### Record extracts

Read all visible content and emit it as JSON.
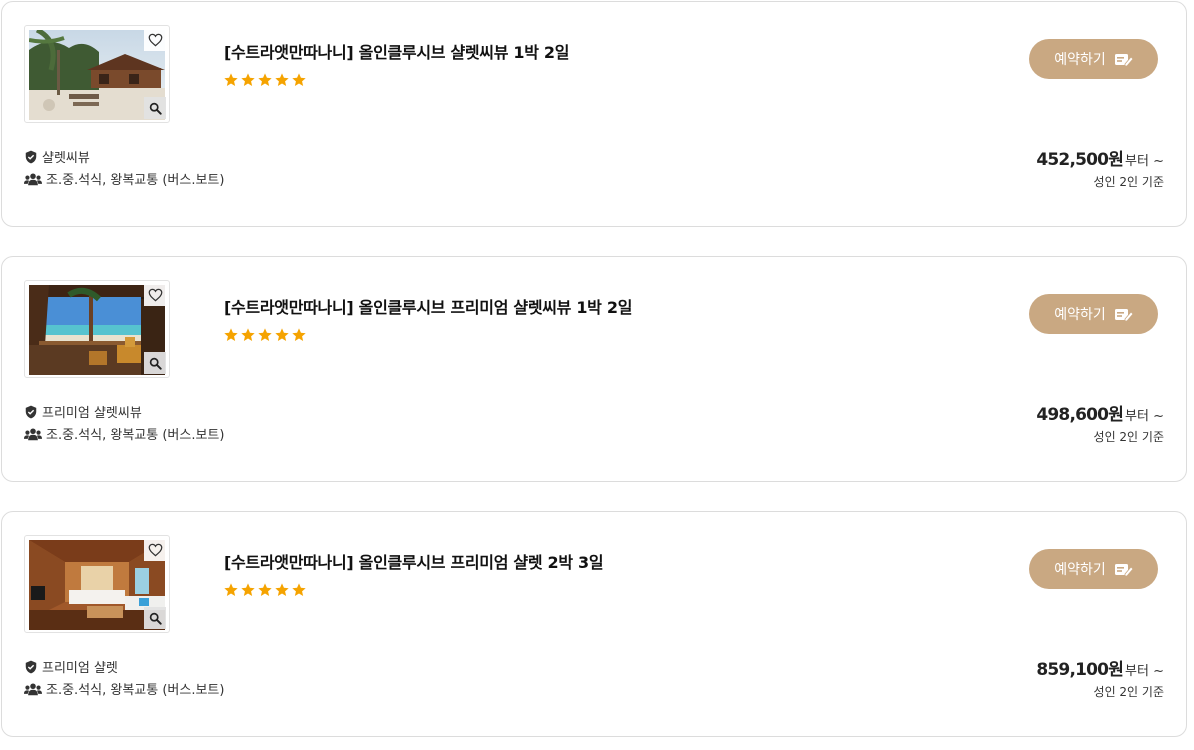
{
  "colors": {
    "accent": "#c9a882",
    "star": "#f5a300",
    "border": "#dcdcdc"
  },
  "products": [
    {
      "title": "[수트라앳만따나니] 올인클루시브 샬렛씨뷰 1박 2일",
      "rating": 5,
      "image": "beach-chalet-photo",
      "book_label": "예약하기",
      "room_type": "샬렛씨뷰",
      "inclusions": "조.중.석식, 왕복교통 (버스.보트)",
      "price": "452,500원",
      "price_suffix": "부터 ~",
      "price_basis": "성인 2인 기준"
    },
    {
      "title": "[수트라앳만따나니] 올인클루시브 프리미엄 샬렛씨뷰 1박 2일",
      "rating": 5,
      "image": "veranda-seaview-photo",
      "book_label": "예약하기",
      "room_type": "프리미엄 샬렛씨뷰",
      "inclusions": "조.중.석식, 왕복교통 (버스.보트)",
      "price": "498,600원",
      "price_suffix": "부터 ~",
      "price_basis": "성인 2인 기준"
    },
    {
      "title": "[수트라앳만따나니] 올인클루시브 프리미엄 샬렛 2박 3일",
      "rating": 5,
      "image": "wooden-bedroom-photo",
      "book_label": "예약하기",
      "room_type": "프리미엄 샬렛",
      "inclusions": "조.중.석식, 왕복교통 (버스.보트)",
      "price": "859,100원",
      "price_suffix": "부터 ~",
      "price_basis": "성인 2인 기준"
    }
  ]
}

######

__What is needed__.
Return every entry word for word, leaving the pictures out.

__Answer for this exercise__.
Read all visible content and emit it as JSON.
{
  "colors": {
    "accent": "#c9a882",
    "star": "#f5a300",
    "border": "#dcdcdc"
  },
  "products": [
    {
      "title": "[수트라앳만따나니] 올인클루시브 샬렛씨뷰 1박 2일",
      "rating": 5,
      "image": "beach-chalet-photo",
      "book_label": "예약하기",
      "room_type": "샬렛씨뷰",
      "inclusions": "조.중.석식, 왕복교통 (버스.보트)",
      "price": "452,500원",
      "price_suffix": "부터 ~",
      "price_basis": "성인 2인 기준"
    },
    {
      "title": "[수트라앳만따나니] 올인클루시브 프리미엄 샬렛씨뷰 1박 2일",
      "rating": 5,
      "image": "veranda-seaview-photo",
      "book_label": "예약하기",
      "room_type": "프리미엄 샬렛씨뷰",
      "inclusions": "조.중.석식, 왕복교통 (버스.보트)",
      "price": "498,600원",
      "price_suffix": "부터 ~",
      "price_basis": "성인 2인 기준"
    },
    {
      "title": "[수트라앳만따나니] 올인클루시브 프리미엄 샬렛 2박 3일",
      "rating": 5,
      "image": "wooden-bedroom-photo",
      "book_label": "예약하기",
      "room_type": "프리미엄 샬렛",
      "inclusions": "조.중.석식, 왕복교통 (버스.보트)",
      "price": "859,100원",
      "price_suffix": "부터 ~",
      "price_basis": "성인 2인 기준"
    }
  ]
}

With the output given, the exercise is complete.